Background: We previously showed that supernatants of Lactobacillus biofilms induced an anti-inflammatory response by affecting the secretion of macrophage-derived cytokines, which was abrogated upon immunodepletion of the stress protein GroEL.
Methods: We purified GroEL from L. reuteri and analysed its anti-inflammatory properties in vitro in human macrophages isolated from buffy coats, ex vivo in explants from human biopsies and in vivo in a mouse model of DSS induced intestinal inflammation. As a control, we used GroEL purified (LPS-free) from E. coli.
Results: We found that L. reuteri GroEL (but not E. coli GroEL) inhibited pro-inflammatory M1-like macrophages markers, and favored M2-like markers. Consequently, L. reuteri GroEL inhibited pro-inflammatory cytokines (TNFα, IL-1β, IFNγ) while favouring an anti-inflammatory secretome.

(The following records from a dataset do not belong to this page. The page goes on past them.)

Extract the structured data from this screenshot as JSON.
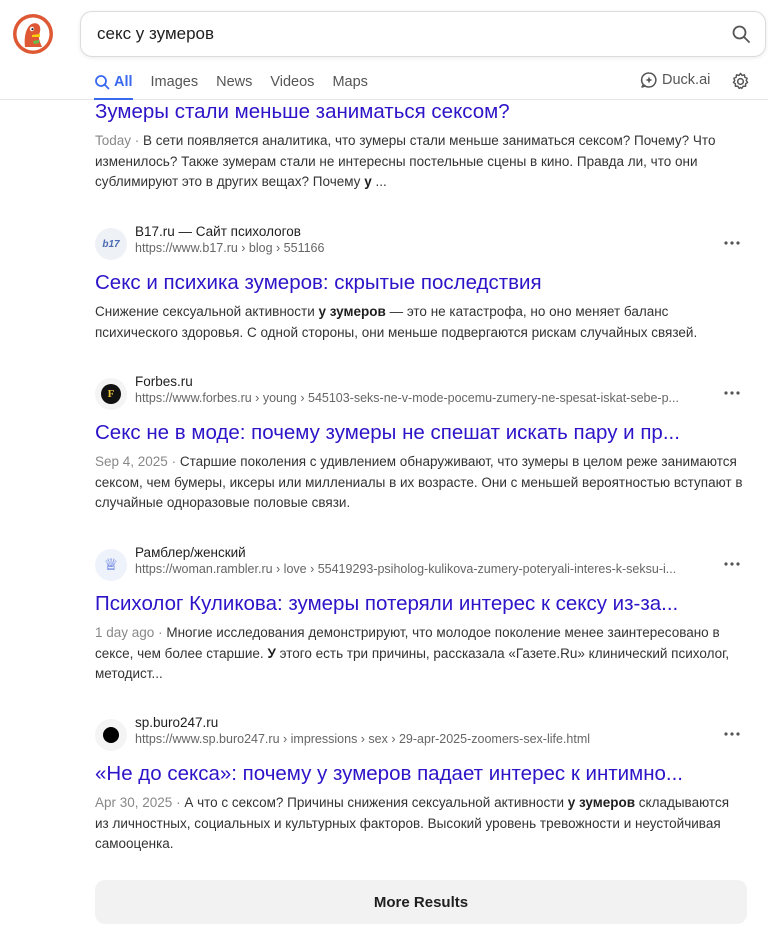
{
  "search": {
    "query": "секс у зумеров"
  },
  "tabs": [
    {
      "label": "All",
      "active": true
    },
    {
      "label": "Images"
    },
    {
      "label": "News"
    },
    {
      "label": "Videos"
    },
    {
      "label": "Maps"
    }
  ],
  "duckai_label": "Duck.ai",
  "colors": {
    "accent": "#3969ef",
    "link": "#2c14c8",
    "brand": "#de5833"
  },
  "results": [
    {
      "title": "Зумеры стали меньше заниматься сексом?",
      "date": "Today",
      "snippet_before": "В сети появляется аналитика, что зумеры стали меньше заниматься сексом? Почему? Что изменилось? Также зумерам стали не интересны постельные сцены в кино. Правда ли, что они сублимируют это в других вещах? Почему",
      "snippet_bold": "у",
      "snippet_after": "..."
    },
    {
      "site_name": "B17.ru — Сайт психологов",
      "url": "https://www.b17.ru › blog › 551166",
      "favicon_text": "b17",
      "title": "Секс и психика зумеров: скрытые последствия",
      "date": "",
      "snippet_before": "Снижение сексуальной активности",
      "snippet_bold": "у зумеров",
      "snippet_after": "— это не катастрофа, но оно меняет баланс психического здоровья. С одной стороны, они меньше подвергаются рискам случайных связей."
    },
    {
      "site_name": "Forbes.ru",
      "url": "https://www.forbes.ru › young › 545103-seks-ne-v-mode-pocemu-zumery-ne-spesat-iskat-sebe-p...",
      "favicon_text": "F",
      "title": "Секс не в моде: почему зумеры не спешат искать пару и пр...",
      "date": "Sep 4, 2025",
      "snippet_before": "Старшие поколения с удивлением обнаруживают, что зумеры в целом реже занимаются сексом, чем бумеры, иксеры или миллениалы в их возрасте. Они с меньшей вероятностью вступают в случайные одноразовые половые связи.",
      "snippet_bold": "",
      "snippet_after": ""
    },
    {
      "site_name": "Рамблер/женский",
      "url": "https://woman.rambler.ru › love › 55419293-psiholog-kulikova-zumery-poteryali-interes-k-seksu-i...",
      "favicon_text": "♕",
      "title": "Психолог Куликова: зумеры потеряли интерес к сексу из-за...",
      "date": "1 day ago",
      "snippet_before": "Многие исследования демонстрируют, что молодое поколение менее заинтересовано в сексе, чем более старшие.",
      "snippet_bold": "У",
      "snippet_after": "этого есть три причины, рассказала «Газете.Ru» клинический психолог, методист..."
    },
    {
      "site_name": "sp.buro247.ru",
      "url": "https://www.sp.buro247.ru › impressions › sex › 29-apr-2025-zoomers-sex-life.html",
      "favicon_text": "",
      "title": "«Не до секса»: почему у зумеров падает интерес к интимно...",
      "date": "Apr 30, 2025",
      "snippet_before": "А что с сексом? Причины снижения сексуальной активности",
      "snippet_bold": "у зумеров",
      "snippet_after": "складываются из личностных, социальных и культурных факторов. Высокий уровень тревожности и неустойчивая самооценка."
    }
  ],
  "more_results_label": "More Results"
}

In colon tissues from human biopsies, L. reuteri GroEL was also able to decrease markers of inflammation and apoptosis (caspase 3) induced by LPS. In mice, we found that rectal administration of L. reuteri GroEL (but not E. coli GroEL) inhibited all signs of haemorrhagic colitis induced by DSS including intestinal mucosa degradation, rectal bleeding and weight loss. It also decreased intestinal production of inflammatory cytokines (such as IFNγ) while increasing anti-inflammatory IL-10 and IL-13. These effects were suppressed when animals were immunodepleted in macrophages. From a mechanistic point of view, the effect of L. reuteri GroEL seemed to involve TLR4, since it was lost in TRL4-/- mice, and the activation of a non-canonical TLR4 pathway.

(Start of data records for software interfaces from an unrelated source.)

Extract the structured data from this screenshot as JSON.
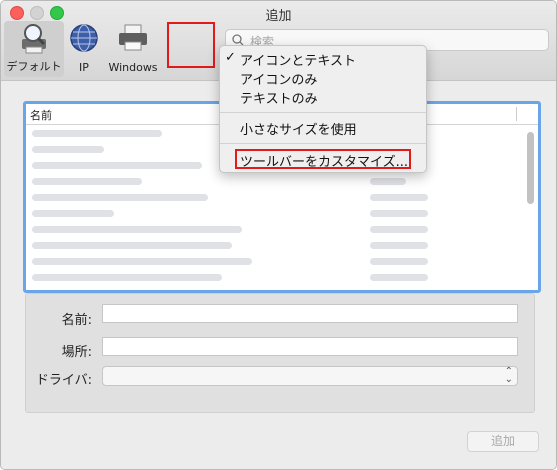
{
  "window": {
    "title": "追加"
  },
  "toolbar": {
    "items": [
      {
        "label": "デフォルト",
        "icon": "magnifier-printer-icon",
        "selected": true
      },
      {
        "label": "IP",
        "icon": "globe-icon",
        "selected": false
      },
      {
        "label": "Windows",
        "icon": "printer-icon",
        "selected": false
      }
    ],
    "search_placeholder": "検索"
  },
  "menu": {
    "items": [
      {
        "label": "アイコンとテキスト",
        "checked": true
      },
      {
        "label": "アイコンのみ",
        "checked": false
      },
      {
        "label": "テキストのみ",
        "checked": false
      },
      {
        "label": "小さなサイズを使用",
        "checked": false
      },
      {
        "label": "ツールバーをカスタマイズ...",
        "checked": false
      }
    ],
    "check_glyph": "✓"
  },
  "list": {
    "column_name": "名前"
  },
  "form": {
    "name_label": "名前:",
    "location_label": "場所:",
    "driver_label": "ドライバ:",
    "name_value": "",
    "location_value": "",
    "driver_value": ""
  },
  "footer": {
    "add_label": "追加"
  },
  "colors": {
    "highlight_red": "#e01b1b",
    "list_focus_ring": "#6aa5e9"
  }
}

Conclusions: L. reuteri GroEL, by affecting macrophage inflammatory features, deserves to be explored as an alternative to probiotics.

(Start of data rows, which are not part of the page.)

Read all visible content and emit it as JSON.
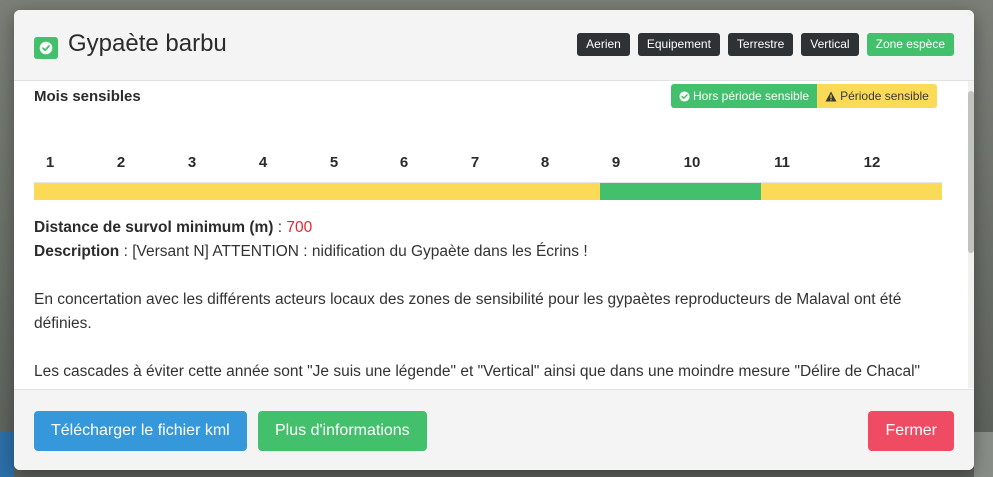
{
  "modal": {
    "title": "Gypaète barbu",
    "tags": [
      "Aerien",
      "Equipement",
      "Terrestre",
      "Vertical",
      "Zone espèce"
    ],
    "colors": {
      "green": "#43c06b",
      "yellow": "#fada57",
      "dark": "#2f3235",
      "blue": "#3498db",
      "red": "#ef4b62"
    }
  },
  "months_section": {
    "title": "Mois sensibles",
    "legend_ok": "Hors période sensible",
    "legend_warn": "Période sensible",
    "months": [
      "1",
      "2",
      "3",
      "4",
      "5",
      "6",
      "7",
      "8",
      "9",
      "10",
      "11",
      "12"
    ],
    "sensitivity": [
      "sensible",
      "sensible",
      "sensible",
      "sensible",
      "sensible",
      "sensible",
      "sensible",
      "sensible",
      "hors",
      "hors",
      "sensible",
      "sensible"
    ]
  },
  "details": {
    "distance_label": "Distance de survol minimum (m)",
    "distance_sep": " : ",
    "distance_value": "700",
    "description_label": "Description",
    "description_sep": " : ",
    "description_text": "[Versant N] ATTENTION : nidification du Gypaète dans les Écrins !",
    "paragraph_1": "En concertation avec les différents acteurs locaux des zones de sensibilité pour les gypaètes reproducteurs de Malaval ont été définies.",
    "paragraph_2": "Les cascades à éviter cette année sont \"Je suis une légende\" et \"Vertical\" ainsi que dans une moindre mesure \"Délire de Chacal\""
  },
  "footer": {
    "download_label": "Télécharger le fichier kml",
    "more_info_label": "Plus d'informations",
    "close_label": "Fermer"
  }
}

Keywords: Colonic inflammation; GroEL; IBD (inflammatory bowel disease); Macrophages; Probiotics.